## INSTRUCTIONS FOR THE TASK
Give back the data exactly, with no images.

(Stored entries)
○ ○ ○ ○ ○
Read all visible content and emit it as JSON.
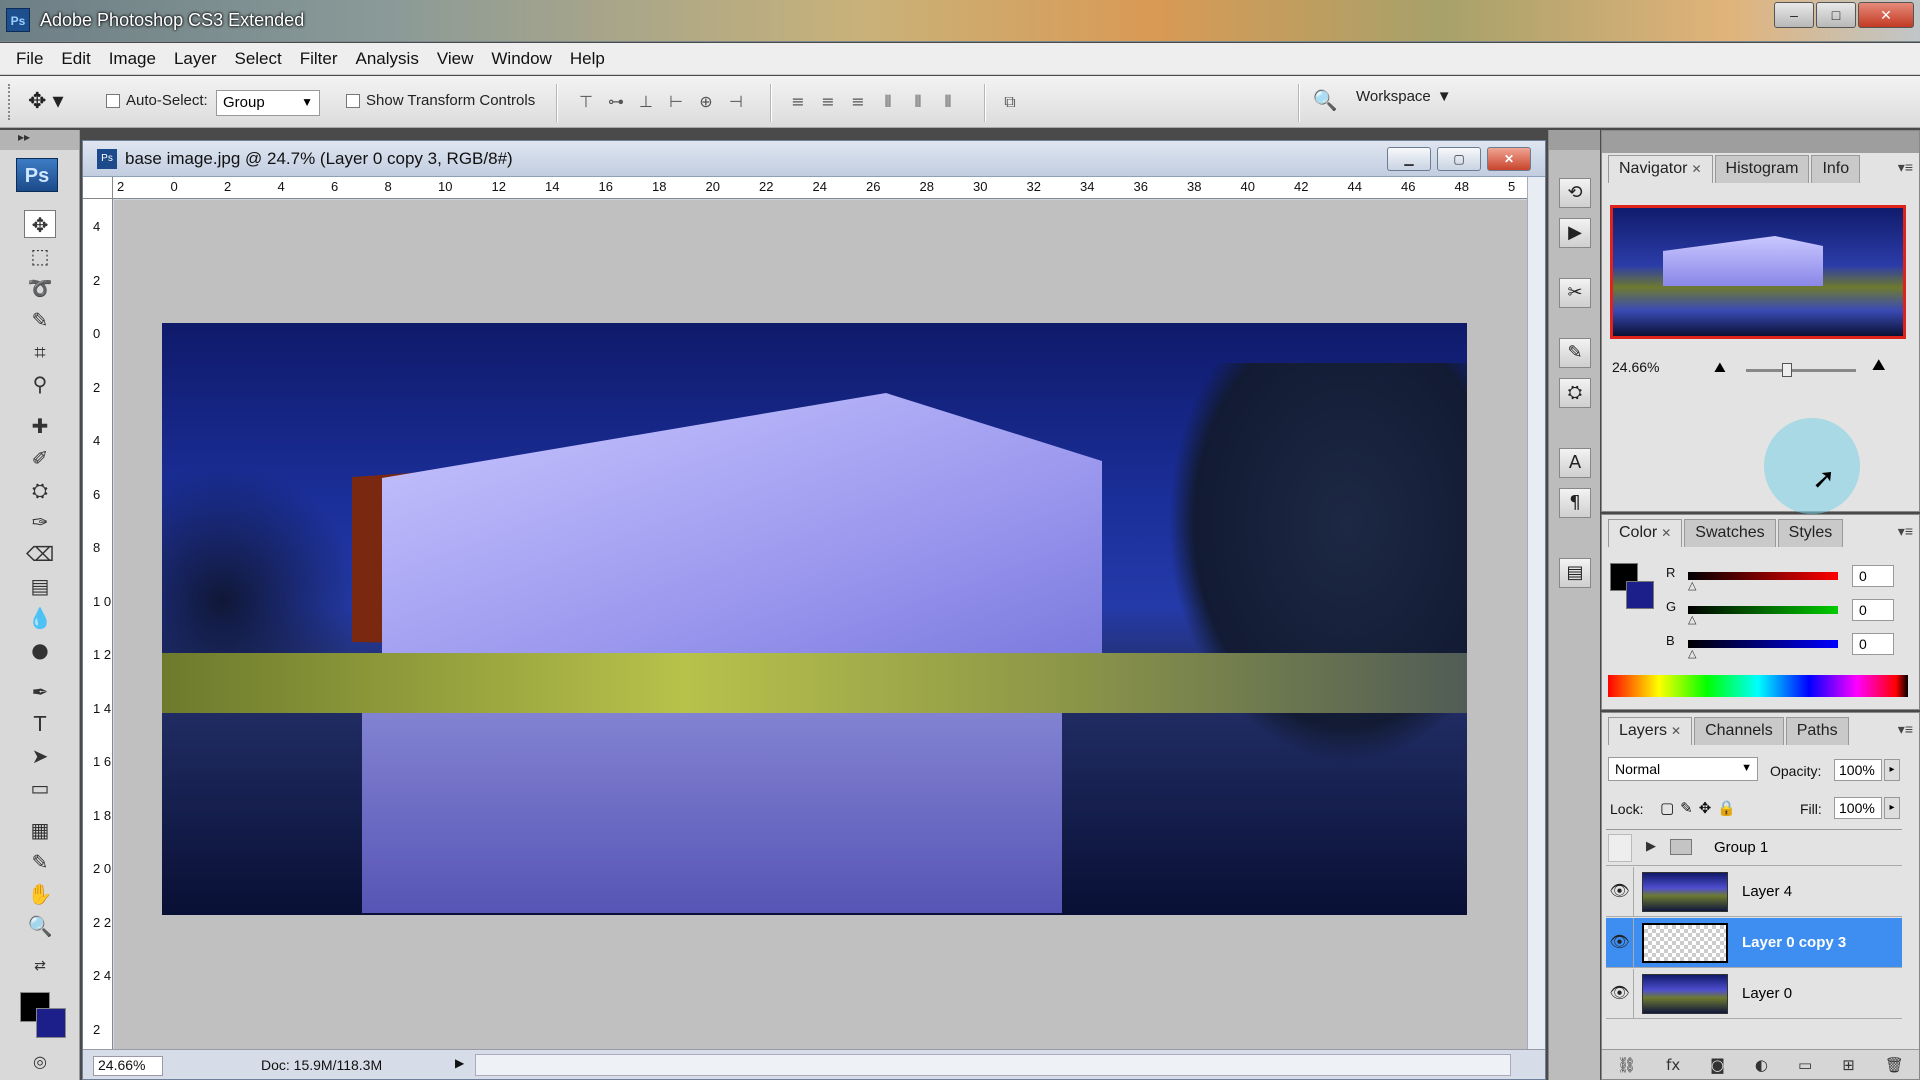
{
  "window": {
    "title": "Adobe Photoshop CS3 Extended",
    "app_icon": "Ps",
    "controls": {
      "minimize": "–",
      "maximize": "□",
      "close": "✕"
    }
  },
  "menu": [
    "File",
    "Edit",
    "Image",
    "Layer",
    "Select",
    "Filter",
    "Analysis",
    "View",
    "Window",
    "Help"
  ],
  "options_bar": {
    "auto_select_label": "Auto-Select:",
    "auto_select_checked": false,
    "auto_select_value": "Group",
    "show_transform_label": "Show Transform Controls",
    "show_transform_checked": false,
    "workspace_label": "Workspace"
  },
  "toolbox": {
    "logo": "Ps",
    "foreground_color": "#000000",
    "background_color": "#1c1f8a"
  },
  "document": {
    "title": "base image.jpg @ 24.7% (Layer 0 copy 3, RGB/8#)",
    "zoom": "24.66%",
    "doc_size": "Doc: 15.9M/118.3M",
    "ruler_top": [
      "2",
      "0",
      "2",
      "4",
      "6",
      "8",
      "10",
      "12",
      "14",
      "16",
      "18",
      "20",
      "22",
      "24",
      "26",
      "28",
      "30",
      "32",
      "34",
      "36",
      "38",
      "40",
      "42",
      "44",
      "46",
      "48",
      "5"
    ],
    "ruler_left": [
      "4",
      "2",
      "0",
      "2",
      "4",
      "6",
      "8",
      "1 0",
      "1 2",
      "1 4",
      "1 6",
      "1 8",
      "2 0",
      "2 2",
      "2 4",
      "2"
    ]
  },
  "navigator_panel": {
    "tabs": [
      "Navigator",
      "Histogram",
      "Info"
    ],
    "active_tab": "Navigator",
    "zoom": "24.66%"
  },
  "color_panel": {
    "tabs": [
      "Color",
      "Swatches",
      "Styles"
    ],
    "active_tab": "Color",
    "channels": [
      {
        "label": "R",
        "value": "0"
      },
      {
        "label": "G",
        "value": "0"
      },
      {
        "label": "B",
        "value": "0"
      }
    ]
  },
  "layers_panel": {
    "tabs": [
      "Layers",
      "Channels",
      "Paths"
    ],
    "active_tab": "Layers",
    "blend_mode": "Normal",
    "opacity_label": "Opacity:",
    "opacity": "100%",
    "lock_label": "Lock:",
    "fill_label": "Fill:",
    "fill": "100%",
    "group": {
      "name": "Group 1",
      "visible": false
    },
    "layers": [
      {
        "name": "Layer 4",
        "visible": true,
        "selected": false
      },
      {
        "name": "Layer 0 copy 3",
        "visible": true,
        "selected": true
      },
      {
        "name": "Layer 0",
        "visible": true,
        "selected": false
      }
    ]
  }
}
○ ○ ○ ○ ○
## ANSWER SECTION
Read all visible content and emit it as JSON.
{
  "window": {
    "title": "Adobe Photoshop CS3 Extended",
    "app_icon": "Ps",
    "controls": {
      "minimize": "–",
      "maximize": "□",
      "close": "✕"
    }
  },
  "menu": [
    "File",
    "Edit",
    "Image",
    "Layer",
    "Select",
    "Filter",
    "Analysis",
    "View",
    "Window",
    "Help"
  ],
  "options_bar": {
    "auto_select_label": "Auto-Select:",
    "auto_select_checked": false,
    "auto_select_value": "Group",
    "show_transform_label": "Show Transform Controls",
    "show_transform_checked": false,
    "workspace_label": "Workspace"
  },
  "toolbox": {
    "logo": "Ps",
    "foreground_color": "#000000",
    "background_color": "#1c1f8a"
  },
  "document": {
    "title": "base image.jpg @ 24.7% (Layer 0 copy 3, RGB/8#)",
    "zoom": "24.66%",
    "doc_size": "Doc: 15.9M/118.3M",
    "ruler_top": [
      "2",
      "0",
      "2",
      "4",
      "6",
      "8",
      "10",
      "12",
      "14",
      "16",
      "18",
      "20",
      "22",
      "24",
      "26",
      "28",
      "30",
      "32",
      "34",
      "36",
      "38",
      "40",
      "42",
      "44",
      "46",
      "48",
      "5"
    ],
    "ruler_left": [
      "4",
      "2",
      "0",
      "2",
      "4",
      "6",
      "8",
      "1 0",
      "1 2",
      "1 4",
      "1 6",
      "1 8",
      "2 0",
      "2 2",
      "2 4",
      "2"
    ]
  },
  "navigator_panel": {
    "tabs": [
      "Navigator",
      "Histogram",
      "Info"
    ],
    "active_tab": "Navigator",
    "zoom": "24.66%"
  },
  "color_panel": {
    "tabs": [
      "Color",
      "Swatches",
      "Styles"
    ],
    "active_tab": "Color",
    "channels": [
      {
        "label": "R",
        "value": "0"
      },
      {
        "label": "G",
        "value": "0"
      },
      {
        "label": "B",
        "value": "0"
      }
    ]
  },
  "layers_panel": {
    "tabs": [
      "Layers",
      "Channels",
      "Paths"
    ],
    "active_tab": "Layers",
    "blend_mode": "Normal",
    "opacity_label": "Opacity:",
    "opacity": "100%",
    "lock_label": "Lock:",
    "fill_label": "Fill:",
    "fill": "100%",
    "group": {
      "name": "Group 1",
      "visible": false
    },
    "layers": [
      {
        "name": "Layer 4",
        "visible": true,
        "selected": false
      },
      {
        "name": "Layer 0 copy 3",
        "visible": true,
        "selected": true
      },
      {
        "name": "Layer 0",
        "visible": true,
        "selected": false
      }
    ]
  }
}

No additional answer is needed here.